Leonard Pitts, Jr., writing about the recent school shooting in South Carolina, reflects on the fundamental break with reality illustrated by the news coverage of violent death in the United States.
Without really meaning to, we’ve evolved a kind of hierarchy of death in which anything that’s called terrorism requires wall-to-wall media coverage, reactions from political candidates and somber acknowledgment from late-night talk show hosts. But a 14-year-old shoots a 6-year-old on a playground, and it’s just an ordinary Wednesday.
Perhaps the most frustrating thing is that that hierarchy has no basis in reality.
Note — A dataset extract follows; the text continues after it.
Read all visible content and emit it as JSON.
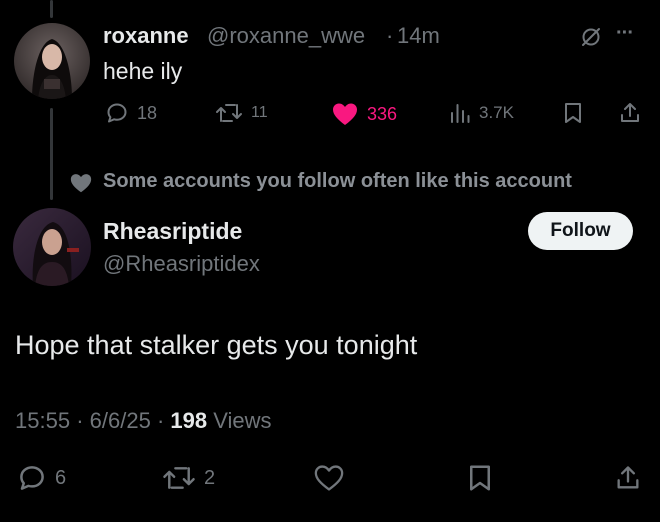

Last year, PolitiFact tallied the number of Americans killed in this country by terrorism in the 10 preceding years. It came to 71. The number of us killed by guns in that same time frame? 301,797.
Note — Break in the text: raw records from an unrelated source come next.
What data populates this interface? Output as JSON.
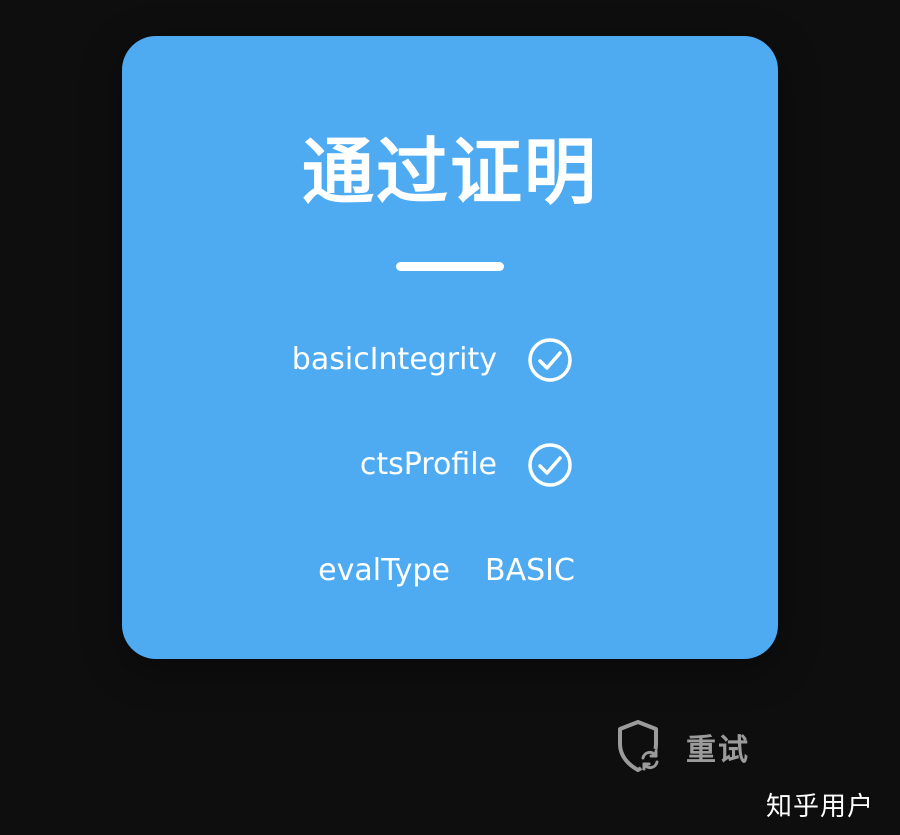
{
  "card": {
    "title": "通过证明",
    "rows": [
      {
        "label": "basicIntegrity",
        "status_icon": "check-circle-icon"
      },
      {
        "label": "ctsProfile",
        "status_icon": "check-circle-icon"
      },
      {
        "label": "evalType",
        "value": "BASIC"
      }
    ]
  },
  "retry": {
    "icon": "shield-refresh-icon",
    "label": "重试"
  },
  "watermark": "知乎用户",
  "colors": {
    "background": "#0e0e0e",
    "card": "#4eabf2",
    "text": "#ffffff",
    "retry": "#9b9b9b"
  }
}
In a way, the phenomenon he highlights is natural. Unusual, out-of-the-ordinary events are “news.”
Death by gunnuttery is commonplace and mundane in NRA paradise.